[Dataset rows for apps and sites]
□ □ □ □ □ □ □

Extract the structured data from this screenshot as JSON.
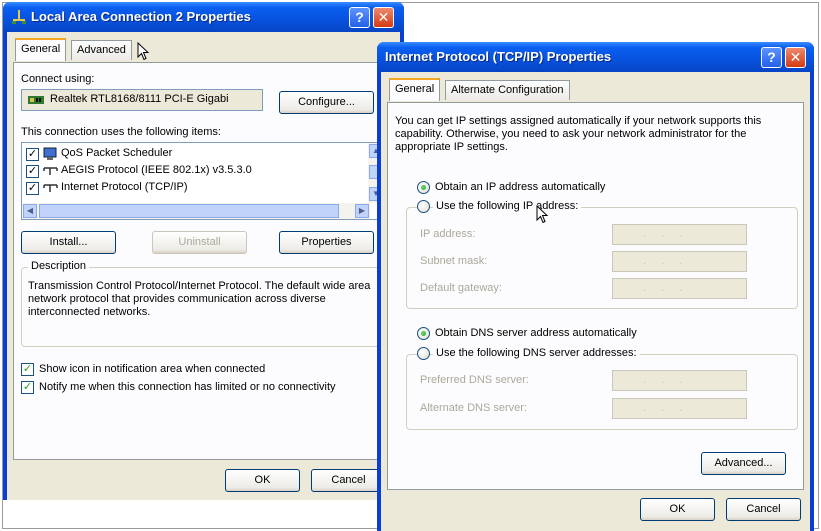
{
  "lan_dialog": {
    "title": "Local Area Connection 2 Properties",
    "tabs": [
      "General",
      "Advanced"
    ],
    "connect_using_label": "Connect using:",
    "adapter_name": "Realtek RTL8168/8111 PCI-E Gigabi",
    "configure_label": "Configure...",
    "items_label": "This connection uses the following items:",
    "items": [
      {
        "label": "QoS Packet Scheduler",
        "checked": true,
        "icon": "qos-icon"
      },
      {
        "label": "AEGIS Protocol (IEEE 802.1x) v3.5.3.0",
        "checked": true,
        "icon": "protocol-icon"
      },
      {
        "label": "Internet Protocol (TCP/IP)",
        "checked": true,
        "icon": "protocol-icon"
      }
    ],
    "install_label": "Install...",
    "uninstall_label": "Uninstall",
    "properties_label": "Properties",
    "description_title": "Description",
    "description_text": "Transmission Control Protocol/Internet Protocol. The default wide area network protocol that provides communication across diverse interconnected networks.",
    "show_icon_label": "Show icon in notification area when connected",
    "notify_label": "Notify me when this connection has limited or no connectivity",
    "ok_label": "OK",
    "cancel_label": "Cancel"
  },
  "tcpip_dialog": {
    "title": "Internet Protocol (TCP/IP) Properties",
    "tabs": [
      "General",
      "Alternate Configuration"
    ],
    "intro_text": "You can get IP settings assigned automatically if your network supports this capability. Otherwise, you need to ask your network administrator for the appropriate IP settings.",
    "obtain_ip_label": "Obtain an IP address automatically",
    "use_ip_label": "Use the following IP address:",
    "ip_address_label": "IP address:",
    "subnet_mask_label": "Subnet mask:",
    "default_gateway_label": "Default gateway:",
    "obtain_dns_label": "Obtain DNS server address automatically",
    "use_dns_label": "Use the following DNS server addresses:",
    "preferred_dns_label": "Preferred DNS server:",
    "alternate_dns_label": "Alternate DNS server:",
    "advanced_label": "Advanced...",
    "ok_label": "OK",
    "cancel_label": "Cancel"
  },
  "colors": {
    "titlebar": "#0853e0",
    "dialog_face": "#ece9d8",
    "tab_highlight": "#f5a623"
  }
}
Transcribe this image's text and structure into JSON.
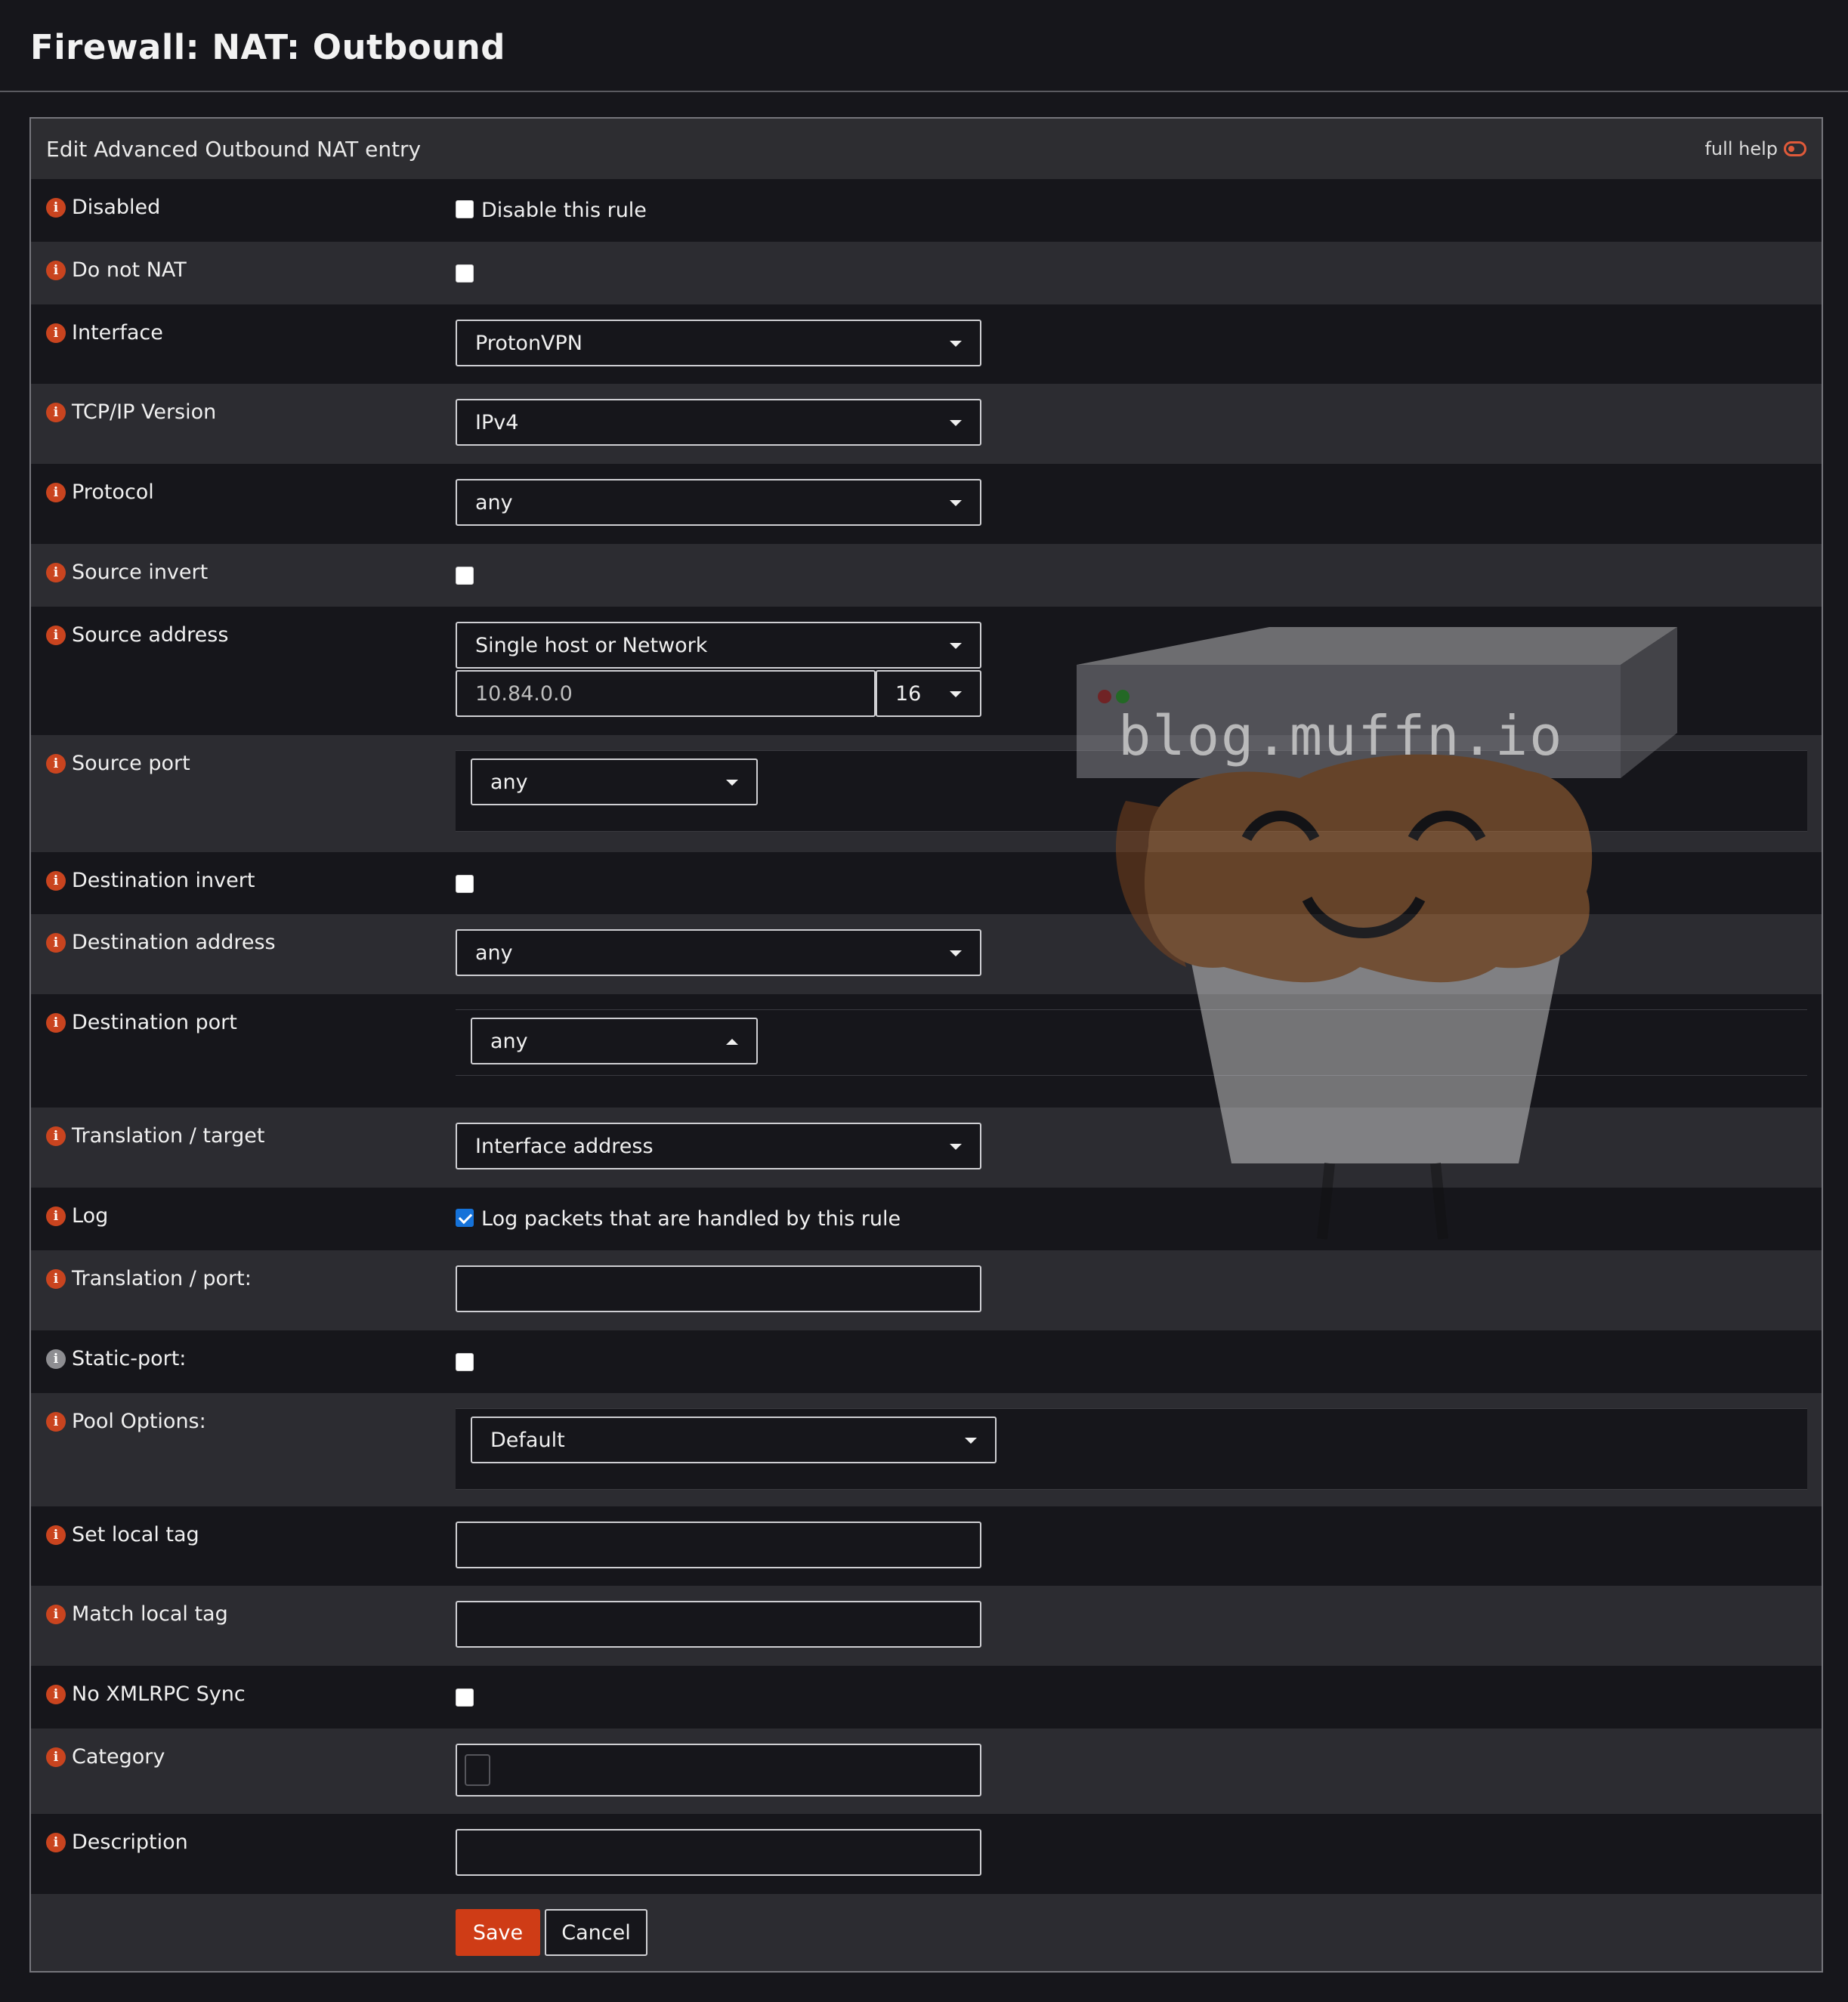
{
  "page": {
    "title": "Firewall: NAT: Outbound"
  },
  "panel": {
    "title": "Edit Advanced Outbound NAT entry",
    "full_help": "full help"
  },
  "fields": {
    "disabled": {
      "label": "Disabled",
      "checkbox_label": "Disable this rule",
      "checked": false
    },
    "do_not_nat": {
      "label": "Do not NAT",
      "checked": false
    },
    "interface": {
      "label": "Interface",
      "value": "ProtonVPN"
    },
    "tcpip_version": {
      "label": "TCP/IP Version",
      "value": "IPv4"
    },
    "protocol": {
      "label": "Protocol",
      "value": "any"
    },
    "source_invert": {
      "label": "Source invert",
      "checked": false
    },
    "source_address": {
      "label": "Source address",
      "type_value": "Single host or Network",
      "address": "10.84.0.0",
      "mask": "16"
    },
    "source_port": {
      "label": "Source port",
      "value": "any"
    },
    "destination_invert": {
      "label": "Destination invert",
      "checked": false
    },
    "destination_address": {
      "label": "Destination address",
      "value": "any"
    },
    "destination_port": {
      "label": "Destination port",
      "value": "any"
    },
    "translation_target": {
      "label": "Translation / target",
      "value": "Interface address"
    },
    "log": {
      "label": "Log",
      "checkbox_label": "Log packets that are handled by this rule",
      "checked": true
    },
    "translation_port": {
      "label": "Translation / port:",
      "value": ""
    },
    "static_port": {
      "label": "Static-port:",
      "checked": false
    },
    "pool_options": {
      "label": "Pool Options:",
      "value": "Default"
    },
    "set_local_tag": {
      "label": "Set local tag",
      "value": ""
    },
    "match_local_tag": {
      "label": "Match local tag",
      "value": ""
    },
    "no_xmlrpc_sync": {
      "label": "No XMLRPC Sync",
      "checked": false
    },
    "category": {
      "label": "Category",
      "value": ""
    },
    "description": {
      "label": "Description",
      "value": ""
    }
  },
  "actions": {
    "save": "Save",
    "cancel": "Cancel"
  },
  "watermark": {
    "text": "blog.muffn.io"
  },
  "colors": {
    "accent": "#cf3c16",
    "checkbox_checked": "#1572d9"
  }
}
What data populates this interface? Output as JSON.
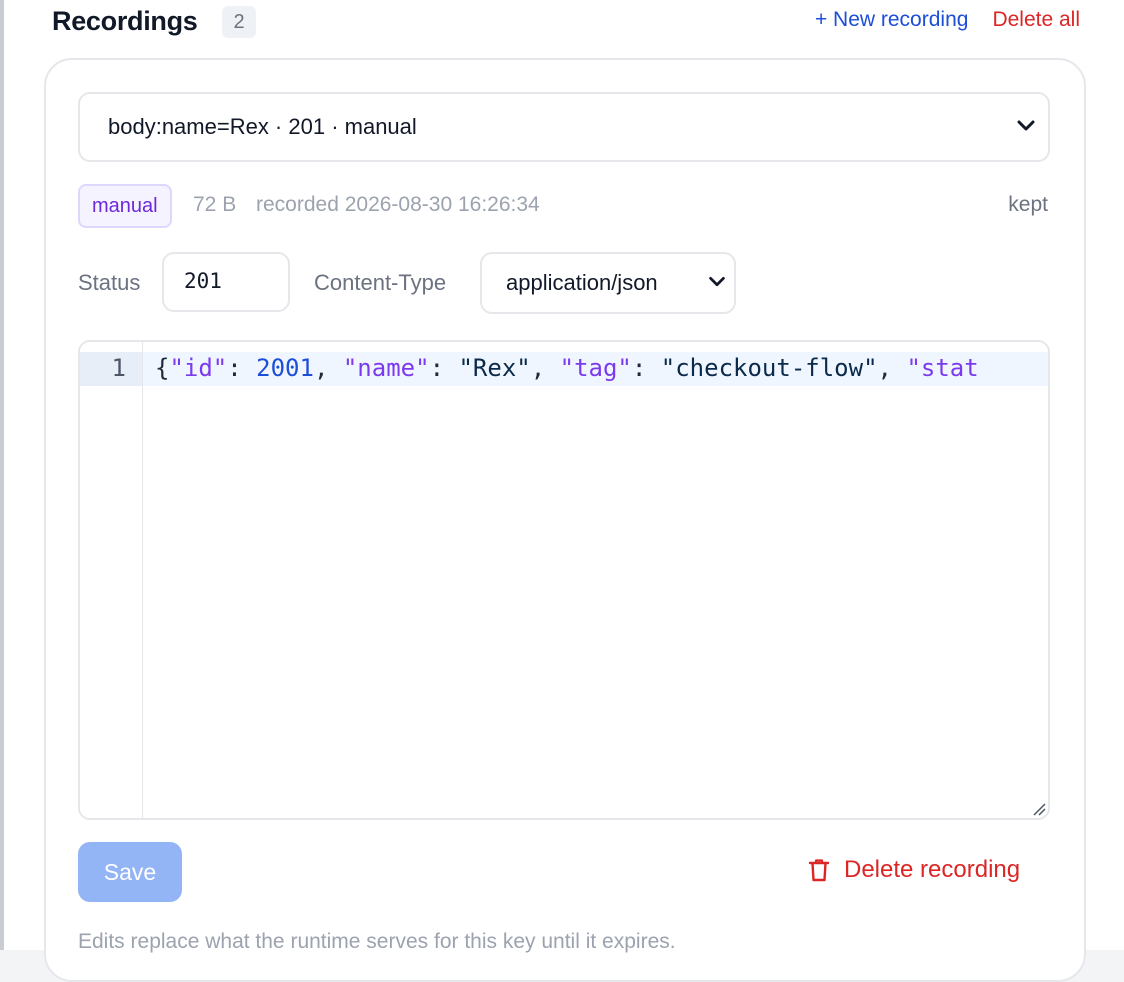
{
  "header": {
    "title": "Recordings",
    "count": "2",
    "new_label": "+ New recording",
    "delete_all_label": "Delete all"
  },
  "recording_select": {
    "selected": "body:name=Rex · 201 · manual"
  },
  "meta": {
    "tag": "manual",
    "size": "72 B",
    "recorded": "recorded 2026-08-30 16:26:34",
    "kept": "kept"
  },
  "form": {
    "status_label": "Status",
    "status_value": "201",
    "content_type_label": "Content-Type",
    "content_type_value": "application/json"
  },
  "editor": {
    "line_number": "1",
    "tokens": {
      "t1": "{",
      "t2": "\"id\"",
      "t3": ": ",
      "t4": "2001",
      "t5": ", ",
      "t6": "\"name\"",
      "t7": ": ",
      "t8": "\"Rex\"",
      "t9": ", ",
      "t10": "\"tag\"",
      "t11": ": ",
      "t12": "\"checkout-flow\"",
      "t13": ", ",
      "t14": "\"stat"
    }
  },
  "actions": {
    "save_label": "Save",
    "delete_recording_label": "Delete recording"
  },
  "footnote": "Edits replace what the runtime serves for this key until it expires.",
  "colors": {
    "accent_blue": "#1d4ed8",
    "danger_red": "#dc2626",
    "tag_purple": "#6d28d9",
    "save_disabled": "#93b4f5"
  },
  "icons": {
    "select_chevron": "chevron-down-icon",
    "delete_recording": "trash-icon",
    "editor_resize": "resize-handle-icon"
  }
}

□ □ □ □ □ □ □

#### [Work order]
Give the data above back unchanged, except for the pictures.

#### [Solved problem]
Extract the structured data from this screenshot as JSON.
{
  "lan_dialog": {
    "title": "Local Area Connection 2 Properties",
    "tabs": [
      "General",
      "Advanced"
    ],
    "connect_using_label": "Connect using:",
    "adapter_name": "Realtek RTL8168/8111 PCI-E Gigabi",
    "configure_label": "Configure...",
    "items_label": "This connection uses the following items:",
    "items": [
      {
        "label": "QoS Packet Scheduler",
        "checked": true,
        "icon": "qos-icon"
      },
      {
        "label": "AEGIS Protocol (IEEE 802.1x) v3.5.3.0",
        "checked": true,
        "icon": "protocol-icon"
      },
      {
        "label": "Internet Protocol (TCP/IP)",
        "checked": true,
        "icon": "protocol-icon"
      }
    ],
    "install_label": "Install...",
    "uninstall_label": "Uninstall",
    "properties_label": "Properties",
    "description_title": "Description",
    "description_text": "Transmission Control Protocol/Internet Protocol. The default wide area network protocol that provides communication across diverse interconnected networks.",
    "show_icon_label": "Show icon in notification area when connected",
    "notify_label": "Notify me when this connection has limited or no connectivity",
    "ok_label": "OK",
    "cancel_label": "Cancel"
  },
  "tcpip_dialog": {
    "title": "Internet Protocol (TCP/IP) Properties",
    "tabs": [
      "General",
      "Alternate Configuration"
    ],
    "intro_text": "You can get IP settings assigned automatically if your network supports this capability. Otherwise, you need to ask your network administrator for the appropriate IP settings.",
    "obtain_ip_label": "Obtain an IP address automatically",
    "use_ip_label": "Use the following IP address:",
    "ip_address_label": "IP address:",
    "subnet_mask_label": "Subnet mask:",
    "default_gateway_label": "Default gateway:",
    "obtain_dns_label": "Obtain DNS server address automatically",
    "use_dns_label": "Use the following DNS server addresses:",
    "preferred_dns_label": "Preferred DNS server:",
    "alternate_dns_label": "Alternate DNS server:",
    "advanced_label": "Advanced...",
    "ok_label": "OK",
    "cancel_label": "Cancel"
  },
  "colors": {
    "titlebar": "#0853e0",
    "dialog_face": "#ece9d8",
    "tab_highlight": "#f5a623"
  }
}
Transcribe this image's text and structure into JSON.
{
  "page": {
    "title": "Firewall: NAT: Outbound"
  },
  "panel": {
    "title": "Edit Advanced Outbound NAT entry",
    "full_help": "full help"
  },
  "fields": {
    "disabled": {
      "label": "Disabled",
      "checkbox_label": "Disable this rule",
      "checked": false
    },
    "do_not_nat": {
      "label": "Do not NAT",
      "checked": false
    },
    "interface": {
      "label": "Interface",
      "value": "ProtonVPN"
    },
    "tcpip_version": {
      "label": "TCP/IP Version",
      "value": "IPv4"
    },
    "protocol": {
      "label": "Protocol",
      "value": "any"
    },
    "source_invert": {
      "label": "Source invert",
      "checked": false
    },
    "source_address": {
      "label": "Source address",
      "type_value": "Single host or Network",
      "address": "10.84.0.0",
      "mask": "16"
    },
    "source_port": {
      "label": "Source port",
      "value": "any"
    },
    "destination_invert": {
      "label": "Destination invert",
      "checked": false
    },
    "destination_address": {
      "label": "Destination address",
      "value": "any"
    },
    "destination_port": {
      "label": "Destination port",
      "value": "any"
    },
    "translation_target": {
      "label": "Translation / target",
      "value": "Interface address"
    },
    "log": {
      "label": "Log",
      "checkbox_label": "Log packets that are handled by this rule",
      "checked": true
    },
    "translation_port": {
      "label": "Translation / port:",
      "value": ""
    },
    "static_port": {
      "label": "Static-port:",
      "checked": false
    },
    "pool_options": {
      "label": "Pool Options:",
      "value": "Default"
    },
    "set_local_tag": {
      "label": "Set local tag",
      "value": ""
    },
    "match_local_tag": {
      "label": "Match local tag",
      "value": ""
    },
    "no_xmlrpc_sync": {
      "label": "No XMLRPC Sync",
      "checked": false
    },
    "category": {
      "label": "Category",
      "value": ""
    },
    "description": {
      "label": "Description",
      "value": ""
    }
  },
  "actions": {
    "save": "Save",
    "cancel": "Cancel"
  },
  "watermark": {
    "text": "blog.muffn.io"
  },
  "colors": {
    "accent": "#cf3c16",
    "checkbox_checked": "#1572d9"
  }
}
What data populates this interface? Output as JSON.
{
  "header": {
    "title": "Recordings",
    "count": "2",
    "new_label": "+ New recording",
    "delete_all_label": "Delete all"
  },
  "recording_select": {
    "selected": "body:name=Rex · 201 · manual"
  },
  "meta": {
    "tag": "manual",
    "size": "72 B",
    "recorded": "recorded 2026-08-30 16:26:34",
    "kept": "kept"
  },
  "form": {
    "status_label": "Status",
    "status_value": "201",
    "content_type_label": "Content-Type",
    "content_type_value": "application/json"
  },
  "editor": {
    "line_number": "1",
    "tokens": {
      "t1": "{",
      "t2": "\"id\"",
      "t3": ": ",
      "t4": "2001",
      "t5": ", ",
      "t6": "\"name\"",
      "t7": ": ",
      "t8": "\"Rex\"",
      "t9": ", ",
      "t10": "\"tag\"",
      "t11": ": ",
      "t12": "\"checkout-flow\"",
      "t13": ", ",
      "t14": "\"stat"
    }
  },
  "actions": {
    "save_label": "Save",
    "delete_recording_label": "Delete recording"
  },
  "footnote": "Edits replace what the runtime serves for this key until it expires.",
  "colors": {
    "accent_blue": "#1d4ed8",
    "danger_red": "#dc2626",
    "tag_purple": "#6d28d9",
    "save_disabled": "#93b4f5"
  },
  "icons": {
    "select_chevron": "chevron-down-icon",
    "delete_recording": "trash-icon",
    "editor_resize": "resize-handle-icon"
  }
}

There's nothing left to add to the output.